Task brief »
Only lines with the word "域控制器" are wanted; copy each of them from the listing below.

Recorded data »
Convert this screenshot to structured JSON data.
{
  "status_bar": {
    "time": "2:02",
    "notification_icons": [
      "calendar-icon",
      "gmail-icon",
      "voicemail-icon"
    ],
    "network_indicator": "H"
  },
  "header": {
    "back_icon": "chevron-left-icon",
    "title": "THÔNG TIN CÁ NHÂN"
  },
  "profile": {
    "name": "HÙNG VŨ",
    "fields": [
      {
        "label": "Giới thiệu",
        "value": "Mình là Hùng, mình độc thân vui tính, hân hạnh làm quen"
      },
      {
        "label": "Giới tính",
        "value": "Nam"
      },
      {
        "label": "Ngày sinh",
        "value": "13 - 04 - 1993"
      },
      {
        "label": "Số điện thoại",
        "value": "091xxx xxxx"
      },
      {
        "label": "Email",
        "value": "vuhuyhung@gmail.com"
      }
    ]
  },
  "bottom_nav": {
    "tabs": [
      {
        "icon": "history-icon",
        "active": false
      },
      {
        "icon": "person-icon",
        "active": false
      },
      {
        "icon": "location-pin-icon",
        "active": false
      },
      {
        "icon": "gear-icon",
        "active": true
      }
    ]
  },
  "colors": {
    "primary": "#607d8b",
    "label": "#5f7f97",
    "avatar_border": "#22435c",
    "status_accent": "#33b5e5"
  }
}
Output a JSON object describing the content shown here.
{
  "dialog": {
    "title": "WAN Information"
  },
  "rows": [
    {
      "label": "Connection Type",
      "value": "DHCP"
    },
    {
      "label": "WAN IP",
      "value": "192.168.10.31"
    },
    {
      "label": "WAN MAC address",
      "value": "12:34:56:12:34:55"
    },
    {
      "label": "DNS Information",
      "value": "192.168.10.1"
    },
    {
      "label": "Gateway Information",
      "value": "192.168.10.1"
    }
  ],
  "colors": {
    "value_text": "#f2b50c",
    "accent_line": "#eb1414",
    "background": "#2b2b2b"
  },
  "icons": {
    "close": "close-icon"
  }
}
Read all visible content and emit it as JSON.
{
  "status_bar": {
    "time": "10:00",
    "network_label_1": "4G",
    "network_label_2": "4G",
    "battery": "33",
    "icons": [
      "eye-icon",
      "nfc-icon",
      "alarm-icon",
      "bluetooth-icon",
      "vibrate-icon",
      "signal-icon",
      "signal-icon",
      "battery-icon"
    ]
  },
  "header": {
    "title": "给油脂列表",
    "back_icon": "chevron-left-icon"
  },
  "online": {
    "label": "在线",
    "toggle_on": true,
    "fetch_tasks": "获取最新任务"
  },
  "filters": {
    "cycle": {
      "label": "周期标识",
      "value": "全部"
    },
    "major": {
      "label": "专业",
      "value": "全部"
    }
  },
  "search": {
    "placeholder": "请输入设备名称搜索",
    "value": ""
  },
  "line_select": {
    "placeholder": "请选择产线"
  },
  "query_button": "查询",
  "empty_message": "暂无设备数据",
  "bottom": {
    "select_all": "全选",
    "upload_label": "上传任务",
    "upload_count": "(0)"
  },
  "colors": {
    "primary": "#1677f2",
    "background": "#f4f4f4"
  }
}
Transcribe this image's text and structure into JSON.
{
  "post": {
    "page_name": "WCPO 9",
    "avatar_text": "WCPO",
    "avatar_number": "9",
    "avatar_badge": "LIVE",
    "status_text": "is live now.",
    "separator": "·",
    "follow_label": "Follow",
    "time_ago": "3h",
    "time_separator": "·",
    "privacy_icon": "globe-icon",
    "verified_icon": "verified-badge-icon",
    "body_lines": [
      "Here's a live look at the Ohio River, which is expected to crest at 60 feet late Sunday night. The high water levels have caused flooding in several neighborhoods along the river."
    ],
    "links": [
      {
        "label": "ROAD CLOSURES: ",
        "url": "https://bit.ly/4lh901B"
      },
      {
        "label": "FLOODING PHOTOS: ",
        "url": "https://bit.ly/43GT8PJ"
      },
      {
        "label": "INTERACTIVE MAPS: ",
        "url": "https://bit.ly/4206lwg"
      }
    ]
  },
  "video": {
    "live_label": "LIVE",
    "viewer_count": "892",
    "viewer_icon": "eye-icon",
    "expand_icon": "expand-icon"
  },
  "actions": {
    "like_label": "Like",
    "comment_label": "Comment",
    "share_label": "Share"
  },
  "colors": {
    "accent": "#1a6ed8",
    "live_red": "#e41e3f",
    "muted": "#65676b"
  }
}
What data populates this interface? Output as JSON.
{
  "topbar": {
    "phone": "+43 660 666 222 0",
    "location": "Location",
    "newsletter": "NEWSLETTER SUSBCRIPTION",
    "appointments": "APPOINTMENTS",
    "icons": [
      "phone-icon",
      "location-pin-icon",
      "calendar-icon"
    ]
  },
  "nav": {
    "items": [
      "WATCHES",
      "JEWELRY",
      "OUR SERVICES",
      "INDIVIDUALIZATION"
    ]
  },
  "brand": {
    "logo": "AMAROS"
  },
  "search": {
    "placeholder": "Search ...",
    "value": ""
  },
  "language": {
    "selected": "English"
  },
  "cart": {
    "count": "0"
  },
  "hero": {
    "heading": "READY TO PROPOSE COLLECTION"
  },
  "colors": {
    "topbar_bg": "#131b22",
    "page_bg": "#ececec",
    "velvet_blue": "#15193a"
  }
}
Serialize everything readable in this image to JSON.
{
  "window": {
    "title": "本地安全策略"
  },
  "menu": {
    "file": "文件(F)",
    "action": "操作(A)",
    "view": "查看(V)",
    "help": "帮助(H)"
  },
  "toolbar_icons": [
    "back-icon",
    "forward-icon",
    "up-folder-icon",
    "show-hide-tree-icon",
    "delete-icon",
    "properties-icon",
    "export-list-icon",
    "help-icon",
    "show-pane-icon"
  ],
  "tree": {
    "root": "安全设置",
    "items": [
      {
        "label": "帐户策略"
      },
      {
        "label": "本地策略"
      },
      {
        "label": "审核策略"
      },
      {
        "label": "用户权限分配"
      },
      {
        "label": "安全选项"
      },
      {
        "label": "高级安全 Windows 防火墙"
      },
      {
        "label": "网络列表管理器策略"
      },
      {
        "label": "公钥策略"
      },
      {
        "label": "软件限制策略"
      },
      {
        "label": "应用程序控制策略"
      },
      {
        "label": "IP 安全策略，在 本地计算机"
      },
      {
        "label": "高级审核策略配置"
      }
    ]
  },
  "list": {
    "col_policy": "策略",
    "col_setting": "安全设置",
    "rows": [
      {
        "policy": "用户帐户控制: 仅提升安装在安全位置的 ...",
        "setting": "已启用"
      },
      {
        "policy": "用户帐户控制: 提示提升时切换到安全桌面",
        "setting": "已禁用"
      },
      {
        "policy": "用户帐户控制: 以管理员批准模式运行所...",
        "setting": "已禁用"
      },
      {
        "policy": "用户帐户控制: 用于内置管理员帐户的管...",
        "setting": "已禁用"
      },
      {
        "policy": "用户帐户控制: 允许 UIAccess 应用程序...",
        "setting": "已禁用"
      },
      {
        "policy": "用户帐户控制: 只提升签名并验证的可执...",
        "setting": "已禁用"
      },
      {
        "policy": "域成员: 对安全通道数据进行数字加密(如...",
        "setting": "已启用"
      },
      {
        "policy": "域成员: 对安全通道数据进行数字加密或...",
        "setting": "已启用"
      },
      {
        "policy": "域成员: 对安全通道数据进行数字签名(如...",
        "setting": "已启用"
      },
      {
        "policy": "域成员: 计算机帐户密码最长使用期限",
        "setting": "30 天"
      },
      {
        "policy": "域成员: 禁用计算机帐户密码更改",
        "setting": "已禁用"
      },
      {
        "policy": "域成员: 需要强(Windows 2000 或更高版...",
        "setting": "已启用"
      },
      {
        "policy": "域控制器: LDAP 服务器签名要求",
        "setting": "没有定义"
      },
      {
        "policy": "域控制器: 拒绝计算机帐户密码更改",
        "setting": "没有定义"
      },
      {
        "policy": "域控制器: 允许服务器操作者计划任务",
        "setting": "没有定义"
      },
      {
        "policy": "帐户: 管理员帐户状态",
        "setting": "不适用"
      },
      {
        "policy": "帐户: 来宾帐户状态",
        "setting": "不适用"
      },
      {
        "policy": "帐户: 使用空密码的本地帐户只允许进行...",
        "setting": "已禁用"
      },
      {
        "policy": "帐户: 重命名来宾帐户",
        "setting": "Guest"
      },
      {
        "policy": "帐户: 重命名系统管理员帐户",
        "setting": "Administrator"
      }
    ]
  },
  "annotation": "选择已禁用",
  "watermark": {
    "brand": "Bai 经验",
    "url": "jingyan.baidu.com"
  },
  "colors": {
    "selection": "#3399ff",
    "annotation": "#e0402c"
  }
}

Reply »
        "policy": "域控制器: LDAP 服务器签名要求",
        "policy": "域控制器: 拒绝计算机帐户密码更改",
        "policy": "域控制器: 允许服务器操作者计划任务",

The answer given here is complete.